“What did you find surprising about this source?” It was Week Nine of the fall semester, when the students in my United States History to 1877 survey course were worn down by too many midterms and too little sleep. I was attempting to spark conversation about the day’s assigned primary source, the late-eighteenth-century journal of Mary Dewees, a Philadelphia woman who moved west to Kentucky. Surely, I thought, some of my students would have been surprised to read a woman’s firsthand account of crossing rivers and mountains as she took part in white trans-Appalachian migration and the resulting displacement of Native Americans from their lands. Continue reading
Today at The Junto we’re featuring an interview with Ann Little, an Associate Professor of History at Colorado State University, about her new biography, The Many Captivities of Esther Wheelwright. Little has previously authored Abraham in Arms: War and Gender in Colonial New England. She also writes regularly at her blog, Historiann: History and Sexual Politics, 1492 to Present.
In The Many Captivities of Esther Wheelwright, Little chronicles the life of a New England girl, Esther Wheelwright, who was captured by the Wabanakis in 1703 when she was seven years old. After living with the Wabenakis for several years, Wheelwright entered an Ursuline convent in Quebec at age twelve. She lived the remainder of her life there, voluntarily becoming a nun and taking on several leadership positions in the convent, including that of Mother Superior, during old age. Continue reading
Between 1650 and 1750, the courts of Maine, Rhode Island, and Essex County, Massachusetts heard 1,843 cases concerning sexual misconduct. These suits, which concerned matters including rape, sodomy, adultery, and sex outside of marriage, are the subject of Abby Chandler’s new book, Law and Sexual Misconduct in New England, 1650-1750: Steering Toward England (Ashgate, 2015). By examining three jurisdictions not previously studied by historians of law and sexuality, Chandler complicates standard narratives of the extent to which New Englanders adhered to English law. She also engagingly reconstructs the familial and neighborhood conflicts that shaped individual cases.
Carl Robert Keyes (@TradeCardCarl) is an associate professor of history at Assumption College in Worcester, Massachusetts. Keyes is currently writing a book on advertising practices and consumer culture in eighteenth-century America, and in Fall 2016 he will become the director of Assumption College’s Women’s Studies Program. Keyes has previously written several guest posts for The Junto. Today, Keyes speaks with The Junto about his new digital humanities initiative, The Adverts 250 Project. Continue reading
In April, Tom Cutterham reviewed Cassandra Good’s new book, Founding Friendships: Friendships Between Women and Men in the Early American Republic (New York: Oxford University Press, 2015). Good received her PhD from the University of Pennsylvania and is now the Associate Editor of the Papers of James Monroe at the University of Mary Washington. Today, she speaks with The Junto about Founding Friendships and her next project.
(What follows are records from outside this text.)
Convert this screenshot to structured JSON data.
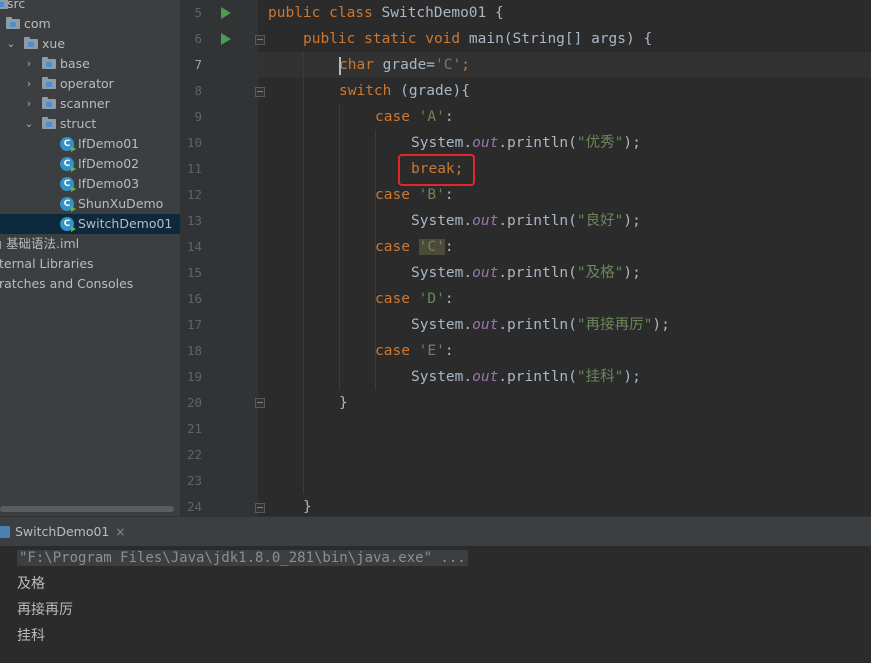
{
  "project_tree": {
    "items": [
      {
        "label": "src",
        "icon": "folder-icon",
        "indent": 0
      },
      {
        "label": "com",
        "icon": "folder-icon",
        "indent": 0
      },
      {
        "label": "xue",
        "icon": "folder-icon",
        "indent": 1
      },
      {
        "label": "base",
        "icon": "folder-icon",
        "indent": 2
      },
      {
        "label": "operator",
        "icon": "folder-icon",
        "indent": 2
      },
      {
        "label": "scanner",
        "icon": "folder-icon",
        "indent": 2
      },
      {
        "label": "struct",
        "icon": "folder-icon",
        "indent": 2
      },
      {
        "label": "IfDemo01",
        "icon": "java-class-icon",
        "indent": 3
      },
      {
        "label": "IfDemo02",
        "icon": "java-class-icon",
        "indent": 3
      },
      {
        "label": "IfDemo03",
        "icon": "java-class-icon",
        "indent": 3
      },
      {
        "label": "ShunXuDemo",
        "icon": "java-class-icon",
        "indent": 3
      },
      {
        "label": "SwitchDemo01",
        "icon": "java-class-icon",
        "indent": 3,
        "selected": true
      },
      {
        "label": "基础语法.iml",
        "icon": "iml-file-icon",
        "indent": 0
      },
      {
        "label": "ternal Libraries",
        "icon": "library-icon",
        "indent": 0
      },
      {
        "label": "ratches and Consoles",
        "icon": "scratch-icon",
        "indent": 0
      }
    ]
  },
  "editor": {
    "line_numbers": [
      "5",
      "6",
      "7",
      "8",
      "9",
      "10",
      "11",
      "12",
      "13",
      "14",
      "15",
      "16",
      "17",
      "18",
      "19",
      "20",
      "21",
      "22",
      "23",
      "24"
    ],
    "current_line": "7",
    "code": {
      "l5_kw": "public class ",
      "l5_rest": "SwitchDemo01 {",
      "l6_kw": "public static void ",
      "l6_rest": "main(String[] args) {",
      "l7_kw": "char ",
      "l7_mid": "grade=",
      "l7_str": "'C'",
      "l7_end": ";",
      "l8_kw": "switch ",
      "l8_rest": "(grade){",
      "case_kw": "case ",
      "colon": ":",
      "l9_str": "'A'",
      "println_pre": "System.",
      "println_out": "out",
      "println_mid": ".println(",
      "println_end": ");",
      "l10_str": "\"优秀\"",
      "l11_kw": "break",
      "semicolon": ";",
      "l12_str": "'B'",
      "l13_str": "\"良好\"",
      "l14_str": "'C'",
      "l15_str": "\"及格\"",
      "l16_str": "'D'",
      "l17_str": "\"再接再厉\"",
      "l18_str": "'E'",
      "l19_str": "\"挂科\"",
      "l20": "}",
      "l24": "}"
    }
  },
  "run_panel": {
    "tab_label": "SwitchDemo01",
    "tab_close": "×",
    "output": {
      "command": "\"F:\\Program Files\\Java\\jdk1.8.0_281\\bin\\java.exe\" ...",
      "lines": [
        "及格",
        "再接再厉",
        "挂科"
      ]
    }
  },
  "colors": {
    "keyword": "#cc7832",
    "string": "#6a8759",
    "field": "#9876aa",
    "text": "#a9b7c6",
    "annotation_box": "#e3262c",
    "run_icon": "#499c54"
  }
}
Today’s post was jointly produced by Sara Damiano and Joseph Adelman.
The community of early Americanists is relatively small and close-knit within the larger historical profession. That made it all the more shocking and painful when we learned a few weeks ago of the passing of Dallett Hemphill.
Today’s guest post is by Mairin Odle, a PhD Candidate in Atlantic History at New York University. In 2013-2014, she was a Sawyer Dissertation Fellow at the McNeil Center for Early American Studies. Her research investigates cross-cultural body modifications in early America.
As many in the D.C. area can tell you, the Washington NFL franchise—known to thousands of its fans as the Redskins—lost each of the four games they played last month. Is it possible that players were distracted by the protests and controversy over the team’s nickname? The timing is interesting: after all, November was Native American Heritage Month. Continue reading